THE TASK
Where a line holds the word "如何进行结构化阅读", copy it from the records.

MATERIAL PROVIDED
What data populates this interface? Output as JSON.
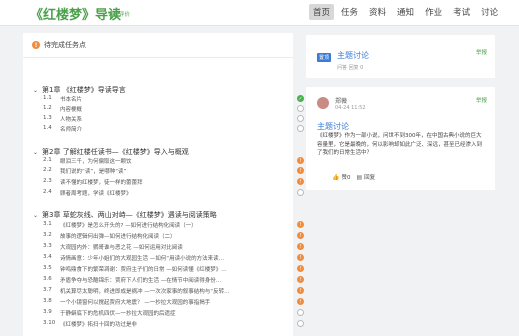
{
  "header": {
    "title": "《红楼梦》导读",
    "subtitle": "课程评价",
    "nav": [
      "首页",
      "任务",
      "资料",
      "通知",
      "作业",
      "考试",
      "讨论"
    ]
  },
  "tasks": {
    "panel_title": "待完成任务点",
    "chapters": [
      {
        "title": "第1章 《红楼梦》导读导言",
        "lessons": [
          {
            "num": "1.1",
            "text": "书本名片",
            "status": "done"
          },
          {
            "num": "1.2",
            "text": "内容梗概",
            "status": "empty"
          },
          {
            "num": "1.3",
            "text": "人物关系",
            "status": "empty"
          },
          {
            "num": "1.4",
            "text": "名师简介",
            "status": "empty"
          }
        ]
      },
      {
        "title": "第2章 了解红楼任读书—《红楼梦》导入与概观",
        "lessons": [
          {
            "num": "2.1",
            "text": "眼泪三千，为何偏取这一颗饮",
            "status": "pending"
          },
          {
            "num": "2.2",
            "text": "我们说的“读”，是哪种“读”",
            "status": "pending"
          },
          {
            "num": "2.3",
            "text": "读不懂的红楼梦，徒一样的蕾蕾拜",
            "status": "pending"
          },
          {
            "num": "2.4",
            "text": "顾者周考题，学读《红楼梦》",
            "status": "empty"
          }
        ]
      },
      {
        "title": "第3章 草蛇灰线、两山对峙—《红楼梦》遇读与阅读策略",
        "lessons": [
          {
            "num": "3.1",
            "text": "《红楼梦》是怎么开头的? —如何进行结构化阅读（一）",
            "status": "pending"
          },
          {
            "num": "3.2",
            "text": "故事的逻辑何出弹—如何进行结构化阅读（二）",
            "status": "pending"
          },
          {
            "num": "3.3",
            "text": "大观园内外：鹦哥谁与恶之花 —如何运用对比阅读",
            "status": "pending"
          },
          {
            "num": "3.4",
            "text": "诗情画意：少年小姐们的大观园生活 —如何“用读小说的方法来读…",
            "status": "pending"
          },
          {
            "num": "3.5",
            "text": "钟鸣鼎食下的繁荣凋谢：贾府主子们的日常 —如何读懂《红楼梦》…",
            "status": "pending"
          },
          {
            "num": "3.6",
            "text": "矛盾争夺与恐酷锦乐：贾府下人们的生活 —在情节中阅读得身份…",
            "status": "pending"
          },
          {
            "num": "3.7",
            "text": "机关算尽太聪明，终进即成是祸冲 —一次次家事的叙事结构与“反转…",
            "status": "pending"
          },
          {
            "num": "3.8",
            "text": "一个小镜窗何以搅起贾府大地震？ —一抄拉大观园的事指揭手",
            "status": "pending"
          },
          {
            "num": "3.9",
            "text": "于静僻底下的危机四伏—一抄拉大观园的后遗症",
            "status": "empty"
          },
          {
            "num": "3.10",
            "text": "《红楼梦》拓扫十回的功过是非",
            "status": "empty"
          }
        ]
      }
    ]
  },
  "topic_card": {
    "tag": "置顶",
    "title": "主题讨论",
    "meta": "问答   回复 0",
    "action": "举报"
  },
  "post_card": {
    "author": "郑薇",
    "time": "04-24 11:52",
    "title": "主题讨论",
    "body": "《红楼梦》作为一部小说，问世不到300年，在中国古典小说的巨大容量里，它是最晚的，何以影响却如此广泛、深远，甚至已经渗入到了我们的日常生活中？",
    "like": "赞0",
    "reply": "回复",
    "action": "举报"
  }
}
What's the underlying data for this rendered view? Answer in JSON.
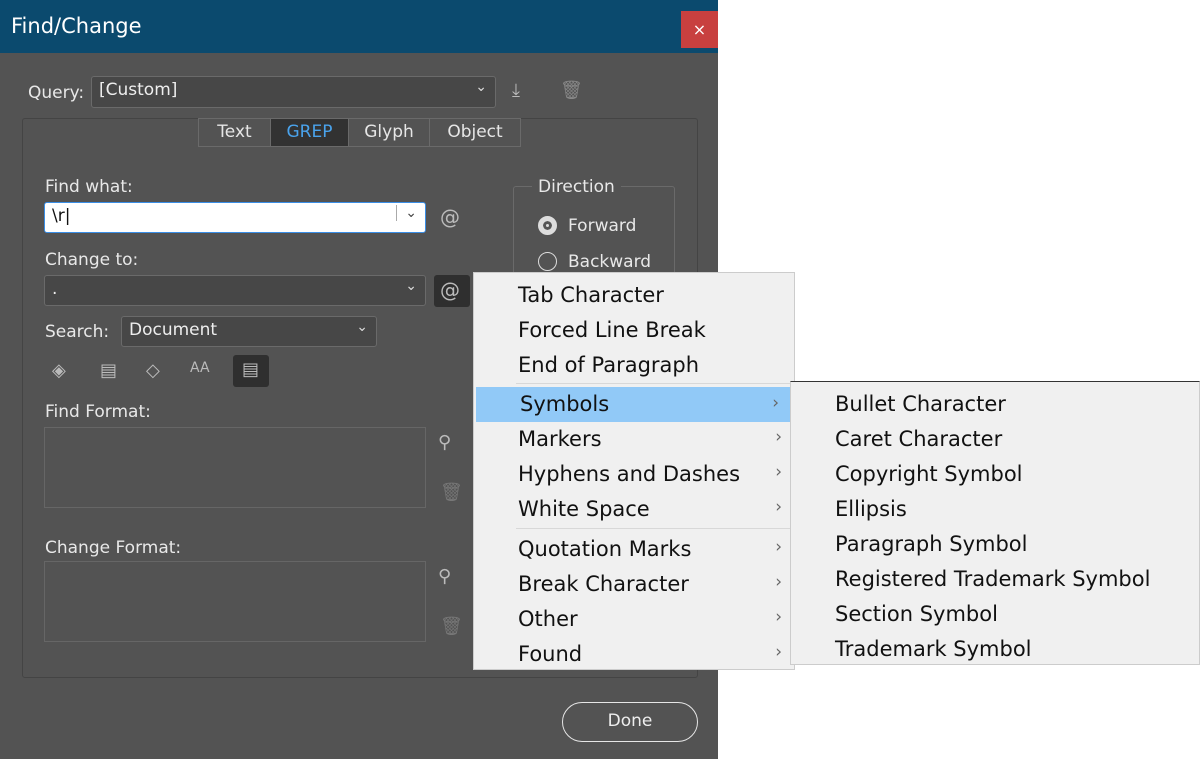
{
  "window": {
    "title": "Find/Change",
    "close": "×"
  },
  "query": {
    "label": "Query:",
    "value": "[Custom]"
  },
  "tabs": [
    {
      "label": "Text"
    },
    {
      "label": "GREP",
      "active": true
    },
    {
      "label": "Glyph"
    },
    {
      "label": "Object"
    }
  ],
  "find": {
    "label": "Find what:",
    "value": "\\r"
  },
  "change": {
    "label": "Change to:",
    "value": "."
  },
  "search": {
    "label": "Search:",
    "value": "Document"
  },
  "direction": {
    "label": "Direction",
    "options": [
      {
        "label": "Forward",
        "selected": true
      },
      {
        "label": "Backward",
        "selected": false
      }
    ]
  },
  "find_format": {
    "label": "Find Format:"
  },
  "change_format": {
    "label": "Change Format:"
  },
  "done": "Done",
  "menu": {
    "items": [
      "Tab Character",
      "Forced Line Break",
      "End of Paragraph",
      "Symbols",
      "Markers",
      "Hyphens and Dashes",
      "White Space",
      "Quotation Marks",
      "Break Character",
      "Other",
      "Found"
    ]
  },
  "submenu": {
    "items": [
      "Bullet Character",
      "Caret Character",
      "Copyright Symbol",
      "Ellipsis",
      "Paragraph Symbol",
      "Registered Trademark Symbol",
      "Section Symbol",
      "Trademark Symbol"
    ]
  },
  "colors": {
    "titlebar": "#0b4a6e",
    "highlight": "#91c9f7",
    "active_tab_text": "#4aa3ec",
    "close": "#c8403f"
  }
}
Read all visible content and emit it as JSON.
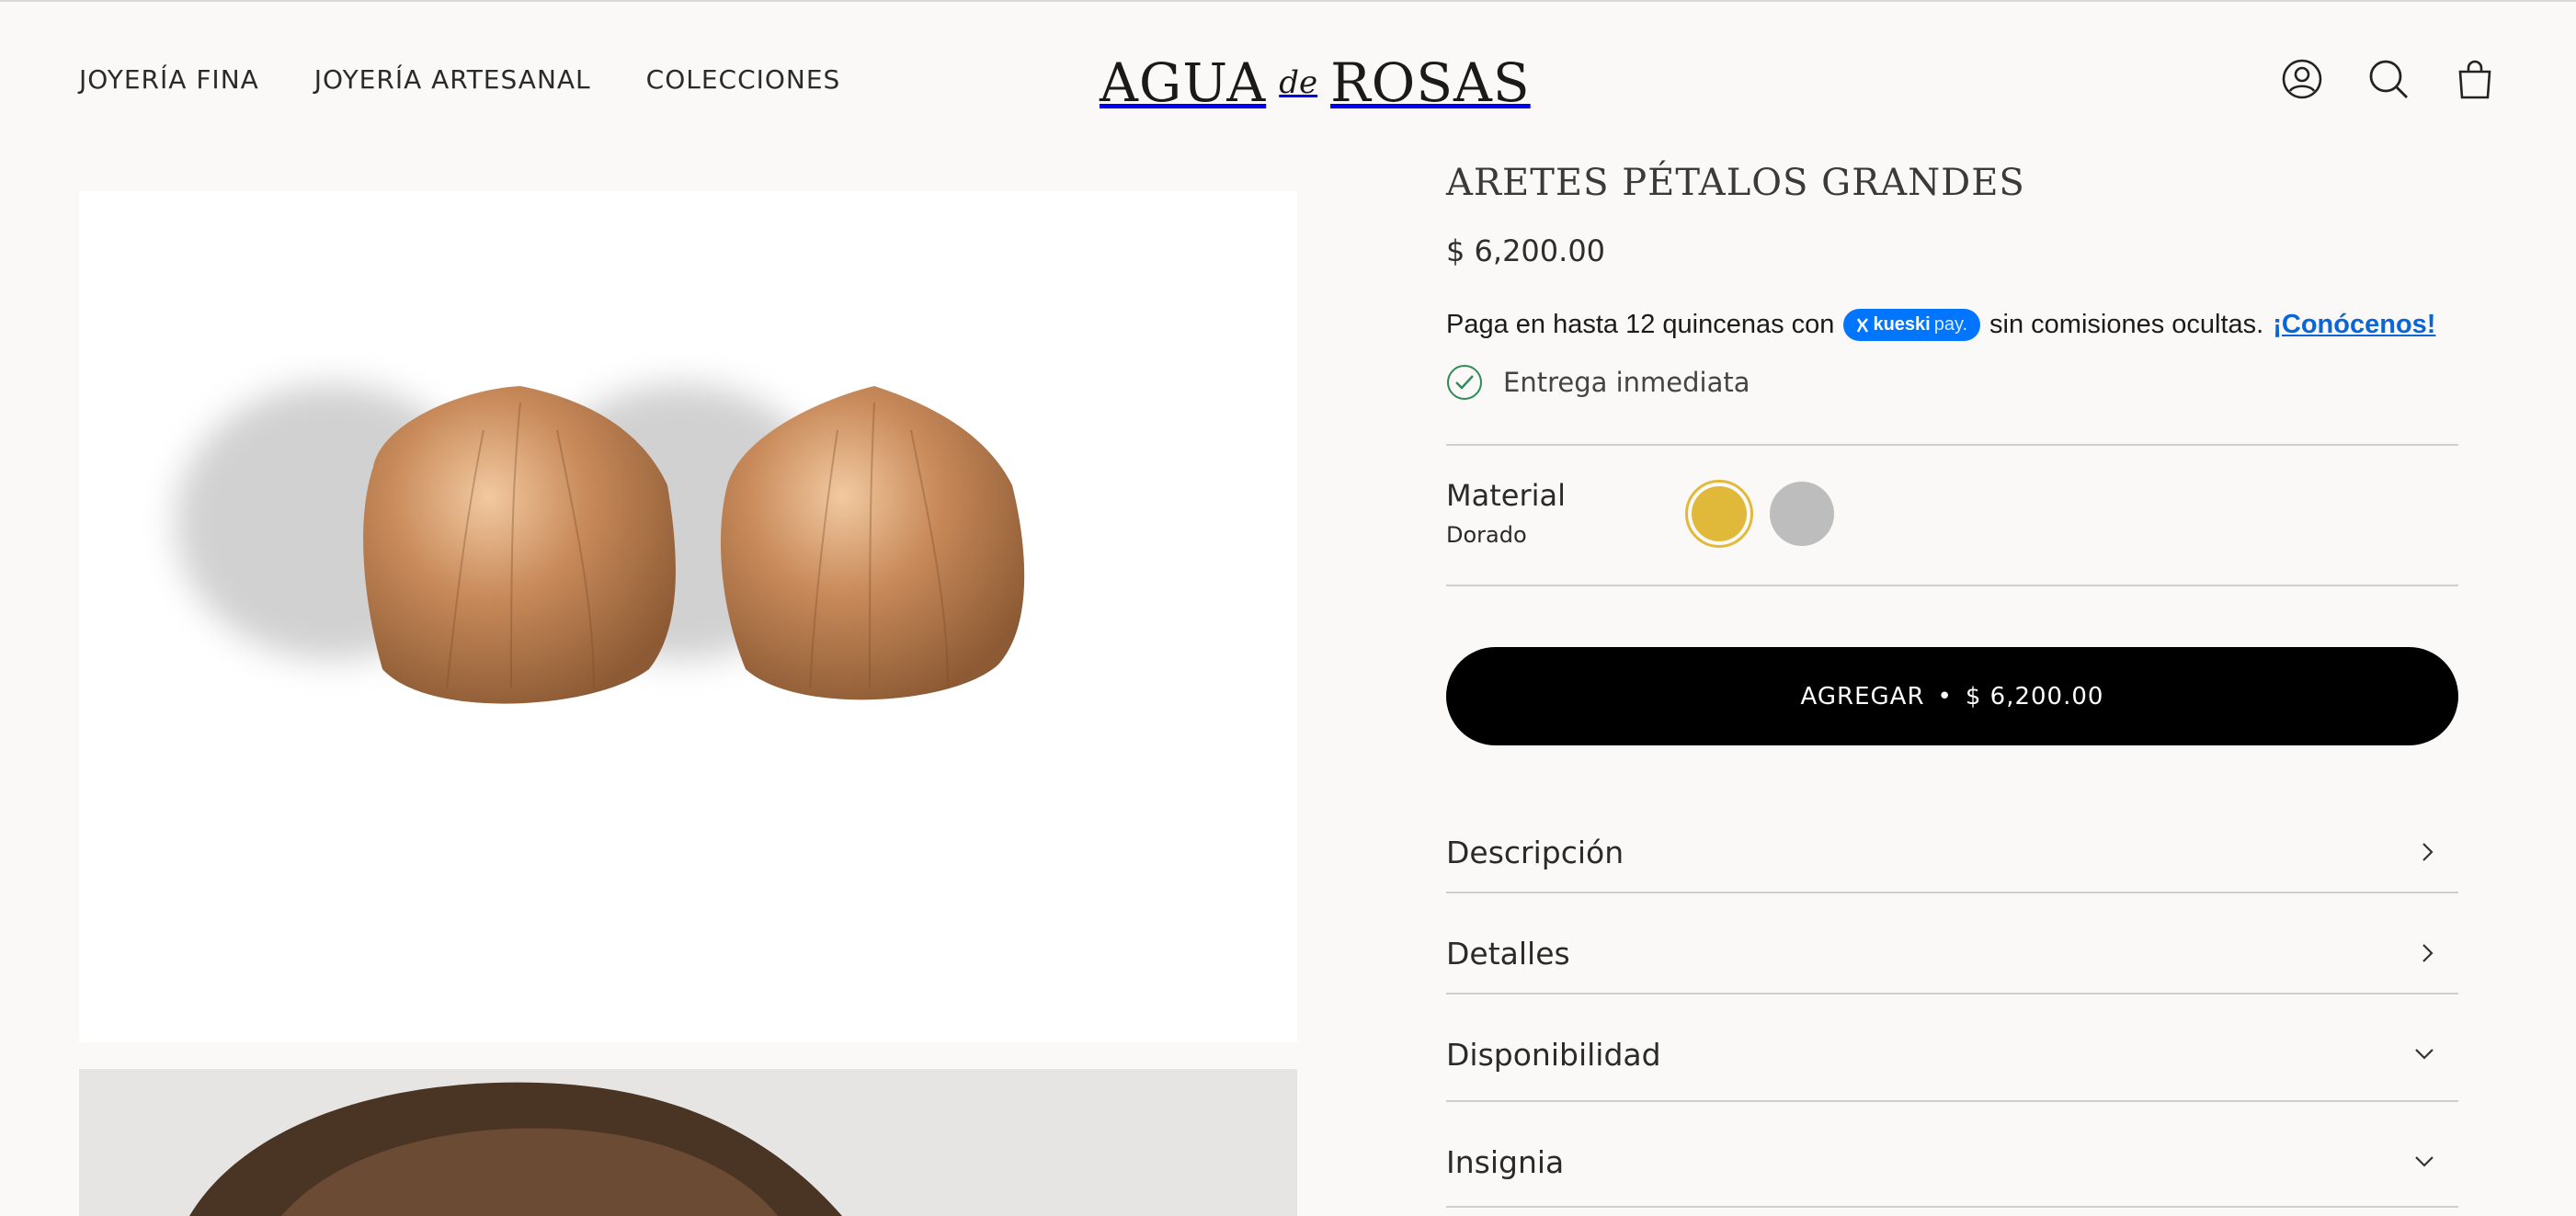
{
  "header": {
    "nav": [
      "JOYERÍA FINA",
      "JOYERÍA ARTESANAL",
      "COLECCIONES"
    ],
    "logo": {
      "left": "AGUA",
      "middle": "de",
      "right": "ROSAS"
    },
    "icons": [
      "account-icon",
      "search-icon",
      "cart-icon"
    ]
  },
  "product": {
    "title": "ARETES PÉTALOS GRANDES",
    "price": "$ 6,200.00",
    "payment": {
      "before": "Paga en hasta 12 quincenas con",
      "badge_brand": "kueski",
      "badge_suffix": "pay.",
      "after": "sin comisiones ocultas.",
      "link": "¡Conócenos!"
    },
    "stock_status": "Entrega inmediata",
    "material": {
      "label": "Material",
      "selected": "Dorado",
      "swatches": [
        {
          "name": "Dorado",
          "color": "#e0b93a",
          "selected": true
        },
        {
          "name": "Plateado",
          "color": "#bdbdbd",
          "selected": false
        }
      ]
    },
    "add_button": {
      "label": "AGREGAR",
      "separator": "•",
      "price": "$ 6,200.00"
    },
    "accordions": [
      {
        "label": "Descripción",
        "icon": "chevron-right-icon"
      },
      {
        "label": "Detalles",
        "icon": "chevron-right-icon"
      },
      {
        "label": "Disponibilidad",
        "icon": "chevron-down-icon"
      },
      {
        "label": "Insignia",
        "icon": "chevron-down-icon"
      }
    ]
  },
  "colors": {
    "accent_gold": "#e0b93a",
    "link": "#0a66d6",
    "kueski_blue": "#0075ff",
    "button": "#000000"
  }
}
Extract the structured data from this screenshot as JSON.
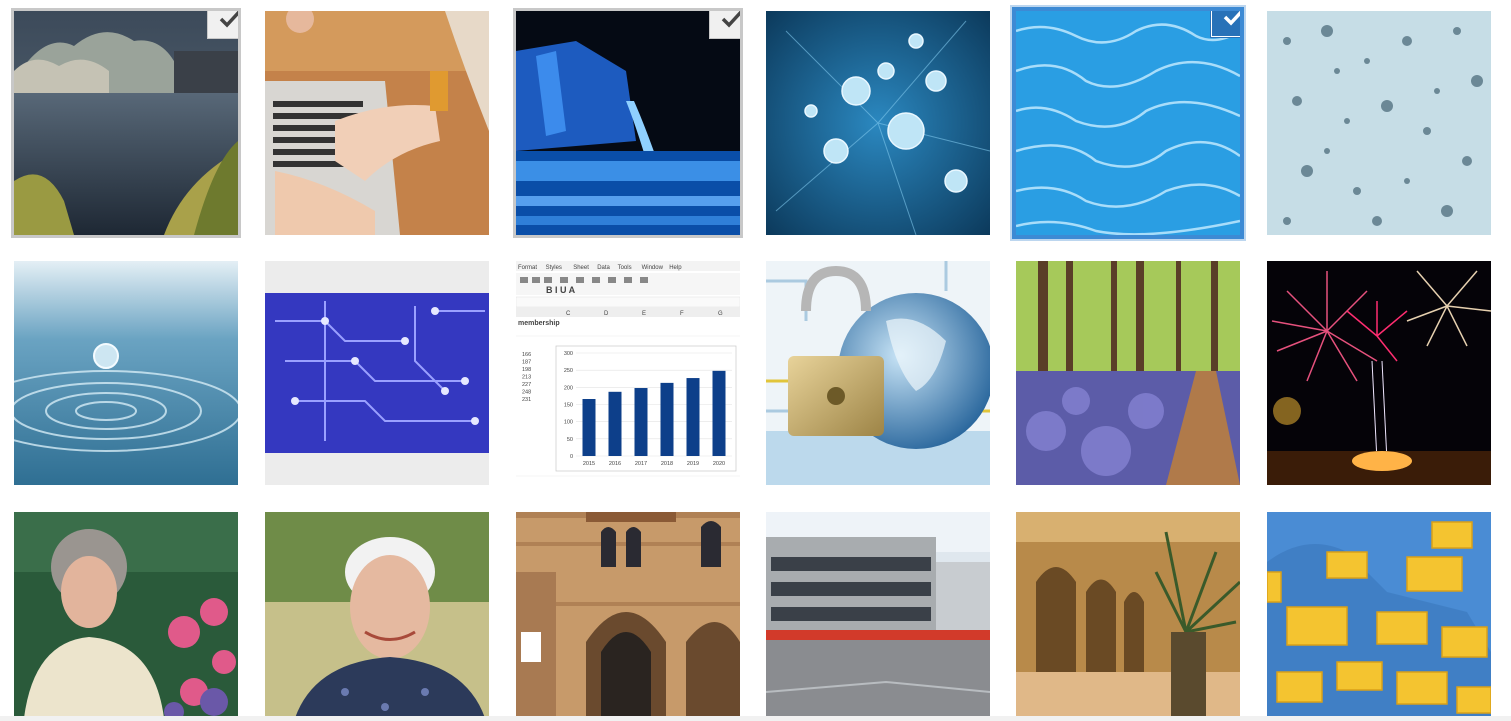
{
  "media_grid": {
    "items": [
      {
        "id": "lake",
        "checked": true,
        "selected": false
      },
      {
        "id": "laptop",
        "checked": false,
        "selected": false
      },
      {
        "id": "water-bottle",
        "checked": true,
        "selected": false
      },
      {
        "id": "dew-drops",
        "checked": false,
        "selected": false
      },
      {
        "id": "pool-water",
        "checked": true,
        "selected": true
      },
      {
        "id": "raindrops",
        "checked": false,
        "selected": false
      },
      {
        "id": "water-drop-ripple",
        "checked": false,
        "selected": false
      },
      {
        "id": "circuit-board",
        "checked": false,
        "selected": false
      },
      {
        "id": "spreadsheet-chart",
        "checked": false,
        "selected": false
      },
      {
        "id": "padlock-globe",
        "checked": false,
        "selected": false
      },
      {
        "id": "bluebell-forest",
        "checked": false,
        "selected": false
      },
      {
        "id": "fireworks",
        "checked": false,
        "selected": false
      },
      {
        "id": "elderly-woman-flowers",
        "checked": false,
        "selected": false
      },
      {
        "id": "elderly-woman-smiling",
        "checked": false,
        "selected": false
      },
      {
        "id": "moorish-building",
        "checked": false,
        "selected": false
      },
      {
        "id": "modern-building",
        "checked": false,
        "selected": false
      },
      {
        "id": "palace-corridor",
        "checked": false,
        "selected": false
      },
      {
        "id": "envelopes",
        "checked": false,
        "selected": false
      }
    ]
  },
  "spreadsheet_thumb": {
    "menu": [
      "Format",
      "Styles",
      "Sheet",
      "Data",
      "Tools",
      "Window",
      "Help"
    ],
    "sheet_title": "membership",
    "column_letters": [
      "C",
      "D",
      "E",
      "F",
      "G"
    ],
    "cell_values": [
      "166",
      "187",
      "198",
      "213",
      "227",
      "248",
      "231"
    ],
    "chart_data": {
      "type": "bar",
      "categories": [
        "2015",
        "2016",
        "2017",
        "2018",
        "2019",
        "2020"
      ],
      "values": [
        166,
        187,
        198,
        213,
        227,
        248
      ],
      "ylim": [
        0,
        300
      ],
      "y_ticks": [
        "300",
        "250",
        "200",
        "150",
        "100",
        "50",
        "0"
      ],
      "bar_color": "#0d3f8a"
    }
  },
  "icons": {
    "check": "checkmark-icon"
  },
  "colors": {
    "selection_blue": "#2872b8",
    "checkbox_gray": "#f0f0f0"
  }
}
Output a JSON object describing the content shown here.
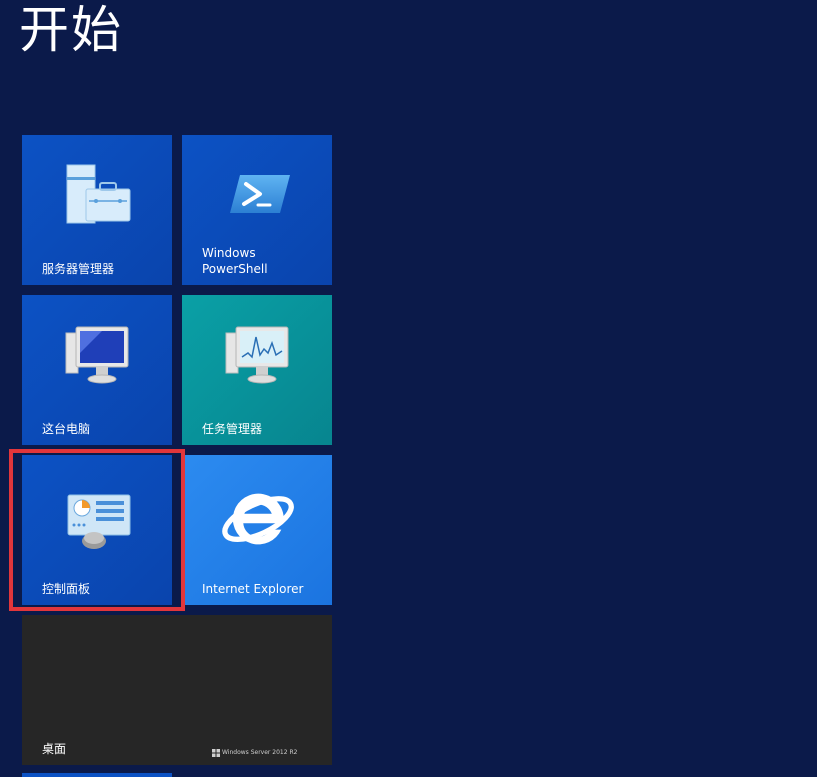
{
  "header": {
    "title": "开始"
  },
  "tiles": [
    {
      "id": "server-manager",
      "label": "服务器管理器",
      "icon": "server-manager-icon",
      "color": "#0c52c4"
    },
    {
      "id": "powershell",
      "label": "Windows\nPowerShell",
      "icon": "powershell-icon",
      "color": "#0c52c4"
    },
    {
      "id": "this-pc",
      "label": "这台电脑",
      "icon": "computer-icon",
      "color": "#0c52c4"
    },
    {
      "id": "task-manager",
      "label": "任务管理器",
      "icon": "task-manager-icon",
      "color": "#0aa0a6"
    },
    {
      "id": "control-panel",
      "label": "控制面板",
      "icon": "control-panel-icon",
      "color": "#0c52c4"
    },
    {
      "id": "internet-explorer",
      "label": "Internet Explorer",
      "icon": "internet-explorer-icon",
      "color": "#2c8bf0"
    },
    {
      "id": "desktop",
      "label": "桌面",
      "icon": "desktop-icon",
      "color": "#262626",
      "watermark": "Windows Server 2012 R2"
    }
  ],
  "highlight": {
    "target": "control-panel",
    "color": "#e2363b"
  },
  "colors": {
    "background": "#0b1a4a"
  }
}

RESPONSE FOR THIS EXERCISE
            "text": "《红楼梦》是怎么开头的? —如何进行结构化阅读（一）",
            "text": "故事的逻辑何出弹—如何进行结构化阅读（二）",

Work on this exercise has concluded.